The Stockwell Orphanage for boys was founded by Charles Haddon Spurgeon, the pastor of the Metropolitan Tabernacle (Elephant and Castle). His church had already supported a number of alms houses and following a prayer meeting at which Spurgeon had stressed the need for an orphanage and an article in The Sword and Trowel in 1866, a Mrs. Hillyard wrote to Spurgeon offering him £20,000 on condition that he establish an orphanage for boys.
A large plot on a site now covered by Stockwell Park High School and part of the Stockwell Park Estate was secured and work on the first building commenced. Money soon poured in and other houses were built. One, the Silver Wedding House, was a gift from a woman who had received some money from her husband on her silver wedding anniversary. The Merchant’s House was the gift of a businessman. The Workmen’s House was the combined gift of the contractors and the artisans at work on the building, the former giving the materials, the latter the work. Unity House commemorated a saintly lady. The Testimonial Houses were the gift of the Baptists of Great Britain. The Sunday School House came from the efforts of the Tabernacle Sunday School, and the College House from men educated in the college.
At the entrance to the orphanage was an ornamental arch, surmounted by a bell-turret. On the piers of the archway were appropriate inscriptions, such as “A Father of the fatherless and a Judge of the widow is God in his holy habitation;” “Solomon in all his glory was not arrayed like one of these;” and, “Your heavenly Father feedeth them.”

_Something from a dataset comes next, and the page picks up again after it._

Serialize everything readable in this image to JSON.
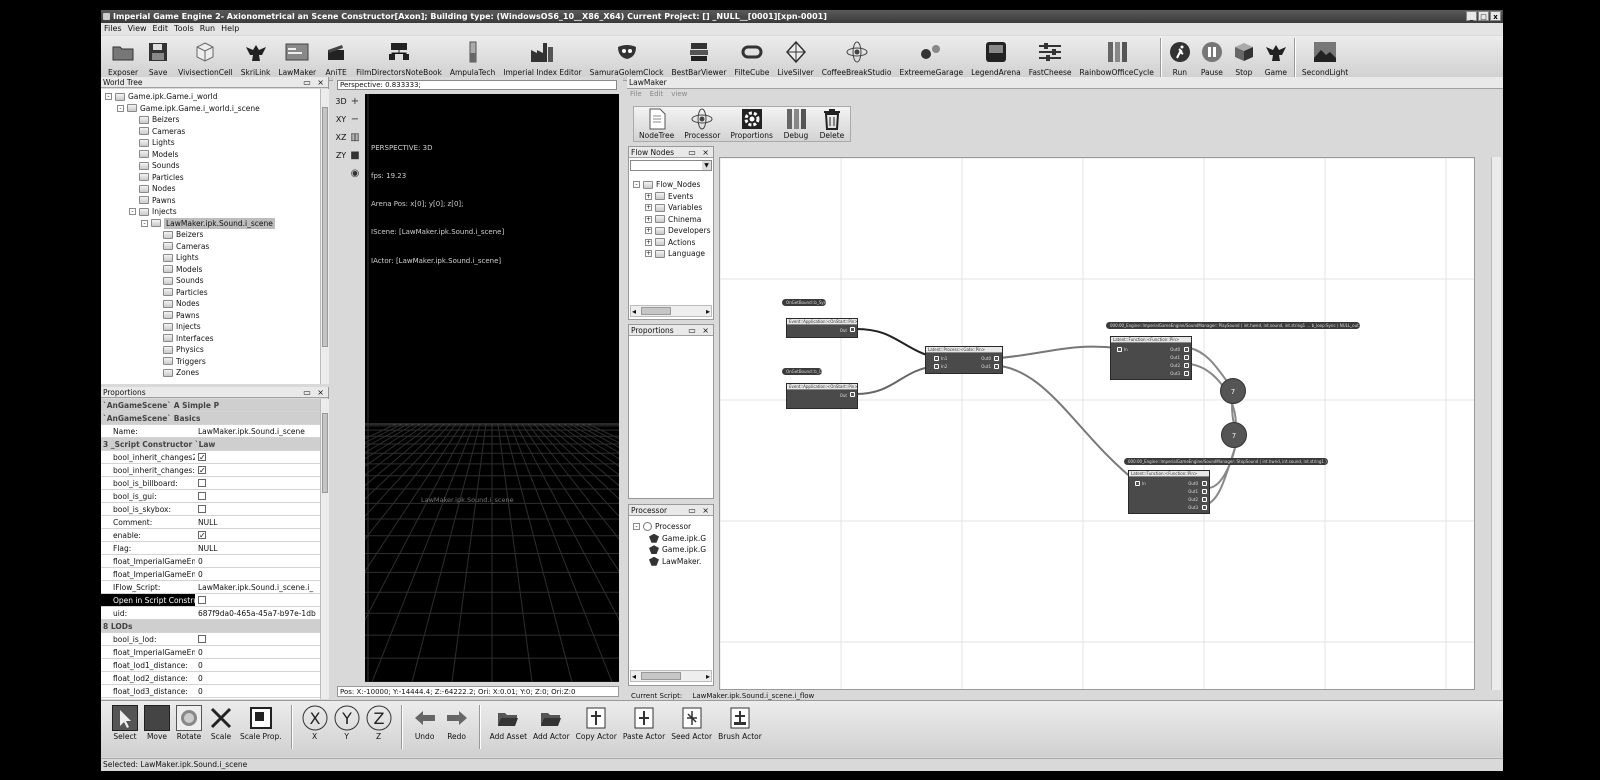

The following description of the edifice is from the pen of Mr. Spurgeon himself:
“On looking from under the arch the visitor is struck with the size and beauty of the buildings, and the delightfully airy and open character of the whole institution. It is a place of sweetness and light, where merry voices ring out, and happy children play. The stranger will be pleased with the dining-hall, hung round with engravings given by Mr. Graves, of Pall Mall; he will be shown into the boardroom, where the trustees transact the business; and he will be specially pleased with the great play-hall, in which our public meetings are held and the boys’ sports are carried on. There is the swimming-bath, which enables us to say that nearly every boy can swim. Up at the very top of the buildings, after ascending two flights of stairs, the visitor will find the school-rooms, which from their very position are airy and wholesome. The floors, scrubbed by the boys themselves, the beds made, and the domestic arrangements all kept in order by their own labour, are usually spoken of with approbation.”
The Orphanage, which was commenced in 1868 and opened on 9 September 1869, contained accommodation for 250 children, who were fed, clothed and taught; all at the cost of about £5,000 per annum. It was largely dependent on voluntary contributions for its support. The Orphanage received destitute fatherless boys, irrespective of religion, between the ages of six and ten. The care was based on the family model with the boys living in separate houses, under the care of matrons.
In 1879 a girls’ wing of the orphanage was inaugurated, Mrs. Hillyard giving the first £50 and Mr. Spurgeon the second £50. The necessary funds were forthcoming and soon the quadrangle was completed, with infirmary, gymnasium and dining hall.
Mrs. Hillyard lived to see the good work which she had so successfully initiated, and her last words as she died on January 13, 1880, were, “My boys! My boys!”
Charles Haddon Spurgeon (Stockwell News)
British Pathe newsreel of the Duchess of York (later the Queen Mother) attending Founder’s Day at the Orphanage in 1934
Society for Waifs and Strays